Collection entries:
# # # # # # #

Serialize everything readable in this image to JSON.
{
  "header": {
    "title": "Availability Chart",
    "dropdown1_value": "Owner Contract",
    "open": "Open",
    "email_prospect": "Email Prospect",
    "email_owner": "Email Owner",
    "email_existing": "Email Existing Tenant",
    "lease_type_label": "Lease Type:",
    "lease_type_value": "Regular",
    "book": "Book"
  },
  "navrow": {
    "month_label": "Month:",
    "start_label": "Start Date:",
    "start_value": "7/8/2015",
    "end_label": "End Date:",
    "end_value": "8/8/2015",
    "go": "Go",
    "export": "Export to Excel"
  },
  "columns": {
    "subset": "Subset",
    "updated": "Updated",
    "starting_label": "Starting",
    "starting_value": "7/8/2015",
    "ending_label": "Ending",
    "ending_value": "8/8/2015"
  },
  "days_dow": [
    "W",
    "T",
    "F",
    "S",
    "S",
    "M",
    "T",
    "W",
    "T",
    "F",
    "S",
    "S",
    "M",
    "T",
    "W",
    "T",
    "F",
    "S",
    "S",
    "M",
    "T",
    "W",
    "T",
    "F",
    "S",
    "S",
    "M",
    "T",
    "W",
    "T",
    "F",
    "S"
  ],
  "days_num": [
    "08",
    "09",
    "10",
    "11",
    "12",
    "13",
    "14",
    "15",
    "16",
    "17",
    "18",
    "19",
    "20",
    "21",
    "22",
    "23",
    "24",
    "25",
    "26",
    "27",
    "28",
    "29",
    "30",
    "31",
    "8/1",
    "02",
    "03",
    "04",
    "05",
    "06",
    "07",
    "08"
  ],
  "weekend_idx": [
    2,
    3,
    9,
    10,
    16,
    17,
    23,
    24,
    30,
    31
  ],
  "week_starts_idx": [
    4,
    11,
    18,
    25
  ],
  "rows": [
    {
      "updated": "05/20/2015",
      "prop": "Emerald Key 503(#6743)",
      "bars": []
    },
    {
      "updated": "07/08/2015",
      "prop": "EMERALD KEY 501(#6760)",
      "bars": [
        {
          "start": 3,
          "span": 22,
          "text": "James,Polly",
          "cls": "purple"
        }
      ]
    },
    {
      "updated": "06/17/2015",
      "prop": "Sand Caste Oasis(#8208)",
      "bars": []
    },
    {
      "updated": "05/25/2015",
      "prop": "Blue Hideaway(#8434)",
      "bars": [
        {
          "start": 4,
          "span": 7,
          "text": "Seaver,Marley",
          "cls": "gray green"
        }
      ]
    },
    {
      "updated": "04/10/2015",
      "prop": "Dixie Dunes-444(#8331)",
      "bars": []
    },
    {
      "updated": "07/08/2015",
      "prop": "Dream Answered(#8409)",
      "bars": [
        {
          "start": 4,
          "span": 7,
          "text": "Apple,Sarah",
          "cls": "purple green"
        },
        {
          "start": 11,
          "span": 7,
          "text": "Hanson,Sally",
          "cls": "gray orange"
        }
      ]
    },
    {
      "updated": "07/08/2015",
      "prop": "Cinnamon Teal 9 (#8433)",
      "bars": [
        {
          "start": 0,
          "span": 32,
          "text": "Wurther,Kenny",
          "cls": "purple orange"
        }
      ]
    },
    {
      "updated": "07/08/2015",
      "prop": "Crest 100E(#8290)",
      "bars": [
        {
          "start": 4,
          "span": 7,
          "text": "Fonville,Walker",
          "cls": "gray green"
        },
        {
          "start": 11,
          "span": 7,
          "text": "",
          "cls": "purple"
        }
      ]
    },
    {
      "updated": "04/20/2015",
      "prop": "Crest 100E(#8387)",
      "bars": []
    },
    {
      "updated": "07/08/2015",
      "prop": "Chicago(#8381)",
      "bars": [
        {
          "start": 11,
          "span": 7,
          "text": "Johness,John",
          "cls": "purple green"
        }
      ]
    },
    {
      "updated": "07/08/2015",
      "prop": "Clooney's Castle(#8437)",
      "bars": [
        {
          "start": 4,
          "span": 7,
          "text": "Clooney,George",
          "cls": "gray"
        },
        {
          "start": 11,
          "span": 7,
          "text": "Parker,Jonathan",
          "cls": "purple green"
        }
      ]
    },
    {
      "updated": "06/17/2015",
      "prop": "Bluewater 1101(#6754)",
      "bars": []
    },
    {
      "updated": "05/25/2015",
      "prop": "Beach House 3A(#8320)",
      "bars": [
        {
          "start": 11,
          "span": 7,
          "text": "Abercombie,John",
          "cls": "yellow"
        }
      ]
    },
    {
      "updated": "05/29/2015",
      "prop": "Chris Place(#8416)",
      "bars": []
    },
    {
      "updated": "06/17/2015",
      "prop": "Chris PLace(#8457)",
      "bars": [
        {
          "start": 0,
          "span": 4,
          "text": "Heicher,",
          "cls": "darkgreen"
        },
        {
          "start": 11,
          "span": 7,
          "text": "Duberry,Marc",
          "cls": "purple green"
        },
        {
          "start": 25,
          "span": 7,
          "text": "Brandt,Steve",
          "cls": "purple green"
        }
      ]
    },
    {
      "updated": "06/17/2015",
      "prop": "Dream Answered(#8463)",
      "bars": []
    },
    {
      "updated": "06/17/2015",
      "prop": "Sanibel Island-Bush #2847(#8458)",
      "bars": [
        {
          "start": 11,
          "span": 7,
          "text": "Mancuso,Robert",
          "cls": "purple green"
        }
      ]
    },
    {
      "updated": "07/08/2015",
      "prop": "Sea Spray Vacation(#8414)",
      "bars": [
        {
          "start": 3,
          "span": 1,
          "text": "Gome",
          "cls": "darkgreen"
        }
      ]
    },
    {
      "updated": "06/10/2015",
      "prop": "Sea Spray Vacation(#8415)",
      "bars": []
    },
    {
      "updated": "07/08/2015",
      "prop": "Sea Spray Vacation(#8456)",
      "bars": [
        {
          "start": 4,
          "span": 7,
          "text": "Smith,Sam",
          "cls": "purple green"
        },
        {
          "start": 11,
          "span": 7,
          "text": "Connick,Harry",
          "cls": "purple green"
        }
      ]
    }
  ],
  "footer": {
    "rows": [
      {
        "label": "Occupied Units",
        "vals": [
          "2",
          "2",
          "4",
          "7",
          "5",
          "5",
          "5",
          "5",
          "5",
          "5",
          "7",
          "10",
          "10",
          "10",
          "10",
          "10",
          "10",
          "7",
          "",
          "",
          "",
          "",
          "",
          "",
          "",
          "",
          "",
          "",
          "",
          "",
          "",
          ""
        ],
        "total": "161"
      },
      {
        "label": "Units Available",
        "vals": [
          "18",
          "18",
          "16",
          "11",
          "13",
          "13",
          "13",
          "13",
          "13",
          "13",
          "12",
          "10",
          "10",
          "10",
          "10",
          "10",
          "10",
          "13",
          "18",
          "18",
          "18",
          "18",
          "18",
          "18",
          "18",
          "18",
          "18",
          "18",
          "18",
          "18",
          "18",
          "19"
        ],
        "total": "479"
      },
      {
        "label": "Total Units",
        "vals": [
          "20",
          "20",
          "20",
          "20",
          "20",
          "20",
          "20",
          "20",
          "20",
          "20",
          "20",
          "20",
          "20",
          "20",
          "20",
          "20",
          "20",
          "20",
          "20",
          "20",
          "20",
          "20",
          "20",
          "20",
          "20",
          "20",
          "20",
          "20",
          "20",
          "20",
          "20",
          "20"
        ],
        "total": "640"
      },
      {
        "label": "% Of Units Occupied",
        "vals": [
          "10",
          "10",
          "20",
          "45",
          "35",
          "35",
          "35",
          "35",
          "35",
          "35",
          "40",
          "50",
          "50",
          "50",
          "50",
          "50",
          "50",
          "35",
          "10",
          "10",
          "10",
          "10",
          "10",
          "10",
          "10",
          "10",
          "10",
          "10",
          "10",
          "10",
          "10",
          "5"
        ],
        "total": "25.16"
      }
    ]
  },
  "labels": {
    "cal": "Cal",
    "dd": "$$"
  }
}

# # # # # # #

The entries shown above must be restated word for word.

*ANSWER BELOW*.
Serialize everything readable in this image to JSON.
{
  "header": {
    "title": "Availability Chart",
    "dropdown1_value": "Owner Contract",
    "open": "Open",
    "email_prospect": "Email Prospect",
    "email_owner": "Email Owner",
    "email_existing": "Email Existing Tenant",
    "lease_type_label": "Lease Type:",
    "lease_type_value": "Regular",
    "book": "Book"
  },
  "navrow": {
    "month_label": "Month:",
    "start_label": "Start Date:",
    "start_value": "7/8/2015",
    "end_label": "End Date:",
    "end_value": "8/8/2015",
    "go": "Go",
    "export": "Export to Excel"
  },
  "columns": {
    "subset": "Subset",
    "updated": "Updated",
    "starting_label": "Starting",
    "starting_value": "7/8/2015",
    "ending_label": "Ending",
    "ending_value": "8/8/2015"
  },
  "days_dow": [
    "W",
    "T",
    "F",
    "S",
    "S",
    "M",
    "T",
    "W",
    "T",
    "F",
    "S",
    "S",
    "M",
    "T",
    "W",
    "T",
    "F",
    "S",
    "S",
    "M",
    "T",
    "W",
    "T",
    "F",
    "S",
    "S",
    "M",
    "T",
    "W",
    "T",
    "F",
    "S"
  ],
  "days_num": [
    "08",
    "09",
    "10",
    "11",
    "12",
    "13",
    "14",
    "15",
    "16",
    "17",
    "18",
    "19",
    "20",
    "21",
    "22",
    "23",
    "24",
    "25",
    "26",
    "27",
    "28",
    "29",
    "30",
    "31",
    "8/1",
    "02",
    "03",
    "04",
    "05",
    "06",
    "07",
    "08"
  ],
  "weekend_idx": [
    2,
    3,
    9,
    10,
    16,
    17,
    23,
    24,
    30,
    31
  ],
  "week_starts_idx": [
    4,
    11,
    18,
    25
  ],
  "rows": [
    {
      "updated": "05/20/2015",
      "prop": "Emerald Key 503(#6743)",
      "bars": []
    },
    {
      "updated": "07/08/2015",
      "prop": "EMERALD KEY 501(#6760)",
      "bars": [
        {
          "start": 3,
          "span": 22,
          "text": "James,Polly",
          "cls": "purple"
        }
      ]
    },
    {
      "updated": "06/17/2015",
      "prop": "Sand Caste Oasis(#8208)",
      "bars": []
    },
    {
      "updated": "05/25/2015",
      "prop": "Blue Hideaway(#8434)",
      "bars": [
        {
          "start": 4,
          "span": 7,
          "text": "Seaver,Marley",
          "cls": "gray green"
        }
      ]
    },
    {
      "updated": "04/10/2015",
      "prop": "Dixie Dunes-444(#8331)",
      "bars": []
    },
    {
      "updated": "07/08/2015",
      "prop": "Dream Answered(#8409)",
      "bars": [
        {
          "start": 4,
          "span": 7,
          "text": "Apple,Sarah",
          "cls": "purple green"
        },
        {
          "start": 11,
          "span": 7,
          "text": "Hanson,Sally",
          "cls": "gray orange"
        }
      ]
    },
    {
      "updated": "07/08/2015",
      "prop": "Cinnamon Teal 9 (#8433)",
      "bars": [
        {
          "start": 0,
          "span": 32,
          "text": "Wurther,Kenny",
          "cls": "purple orange"
        }
      ]
    },
    {
      "updated": "07/08/2015",
      "prop": "Crest 100E(#8290)",
      "bars": [
        {
          "start": 4,
          "span": 7,
          "text": "Fonville,Walker",
          "cls": "gray green"
        },
        {
          "start": 11,
          "span": 7,
          "text": "",
          "cls": "purple"
        }
      ]
    },
    {
      "updated": "04/20/2015",
      "prop": "Crest 100E(#8387)",
      "bars": []
    },
    {
      "updated": "07/08/2015",
      "prop": "Chicago(#8381)",
      "bars": [
        {
          "start": 11,
          "span": 7,
          "text": "Johness,John",
          "cls": "purple green"
        }
      ]
    },
    {
      "updated": "07/08/2015",
      "prop": "Clooney's Castle(#8437)",
      "bars": [
        {
          "start": 4,
          "span": 7,
          "text": "Clooney,George",
          "cls": "gray"
        },
        {
          "start": 11,
          "span": 7,
          "text": "Parker,Jonathan",
          "cls": "purple green"
        }
      ]
    },
    {
      "updated": "06/17/2015",
      "prop": "Bluewater 1101(#6754)",
      "bars": []
    },
    {
      "updated": "05/25/2015",
      "prop": "Beach House 3A(#8320)",
      "bars": [
        {
          "start": 11,
          "span": 7,
          "text": "Abercombie,John",
          "cls": "yellow"
        }
      ]
    },
    {
      "updated": "05/29/2015",
      "prop": "Chris Place(#8416)",
      "bars": []
    },
    {
      "updated": "06/17/2015",
      "prop": "Chris PLace(#8457)",
      "bars": [
        {
          "start": 0,
          "span": 4,
          "text": "Heicher,",
          "cls": "darkgreen"
        },
        {
          "start": 11,
          "span": 7,
          "text": "Duberry,Marc",
          "cls": "purple green"
        },
        {
          "start": 25,
          "span": 7,
          "text": "Brandt,Steve",
          "cls": "purple green"
        }
      ]
    },
    {
      "updated": "06/17/2015",
      "prop": "Dream Answered(#8463)",
      "bars": []
    },
    {
      "updated": "06/17/2015",
      "prop": "Sanibel Island-Bush #2847(#8458)",
      "bars": [
        {
          "start": 11,
          "span": 7,
          "text": "Mancuso,Robert",
          "cls": "purple green"
        }
      ]
    },
    {
      "updated": "07/08/2015",
      "prop": "Sea Spray Vacation(#8414)",
      "bars": [
        {
          "start": 3,
          "span": 1,
          "text": "Gome",
          "cls": "darkgreen"
        }
      ]
    },
    {
      "updated": "06/10/2015",
      "prop": "Sea Spray Vacation(#8415)",
      "bars": []
    },
    {
      "updated": "07/08/2015",
      "prop": "Sea Spray Vacation(#8456)",
      "bars": [
        {
          "start": 4,
          "span": 7,
          "text": "Smith,Sam",
          "cls": "purple green"
        },
        {
          "start": 11,
          "span": 7,
          "text": "Connick,Harry",
          "cls": "purple green"
        }
      ]
    }
  ],
  "footer": {
    "rows": [
      {
        "label": "Occupied Units",
        "vals": [
          "2",
          "2",
          "4",
          "7",
          "5",
          "5",
          "5",
          "5",
          "5",
          "5",
          "7",
          "10",
          "10",
          "10",
          "10",
          "10",
          "10",
          "7",
          "",
          "",
          "",
          "",
          "",
          "",
          "",
          "",
          "",
          "",
          "",
          "",
          "",
          ""
        ],
        "total": "161"
      },
      {
        "label": "Units Available",
        "vals": [
          "18",
          "18",
          "16",
          "11",
          "13",
          "13",
          "13",
          "13",
          "13",
          "13",
          "12",
          "10",
          "10",
          "10",
          "10",
          "10",
          "10",
          "13",
          "18",
          "18",
          "18",
          "18",
          "18",
          "18",
          "18",
          "18",
          "18",
          "18",
          "18",
          "18",
          "18",
          "19"
        ],
        "total": "479"
      },
      {
        "label": "Total Units",
        "vals": [
          "20",
          "20",
          "20",
          "20",
          "20",
          "20",
          "20",
          "20",
          "20",
          "20",
          "20",
          "20",
          "20",
          "20",
          "20",
          "20",
          "20",
          "20",
          "20",
          "20",
          "20",
          "20",
          "20",
          "20",
          "20",
          "20",
          "20",
          "20",
          "20",
          "20",
          "20",
          "20"
        ],
        "total": "640"
      },
      {
        "label": "% Of Units Occupied",
        "vals": [
          "10",
          "10",
          "20",
          "45",
          "35",
          "35",
          "35",
          "35",
          "35",
          "35",
          "40",
          "50",
          "50",
          "50",
          "50",
          "50",
          "50",
          "35",
          "10",
          "10",
          "10",
          "10",
          "10",
          "10",
          "10",
          "10",
          "10",
          "10",
          "10",
          "10",
          "10",
          "5"
        ],
        "total": "25.16"
      }
    ]
  },
  "labels": {
    "cal": "Cal",
    "dd": "$$"
  }
}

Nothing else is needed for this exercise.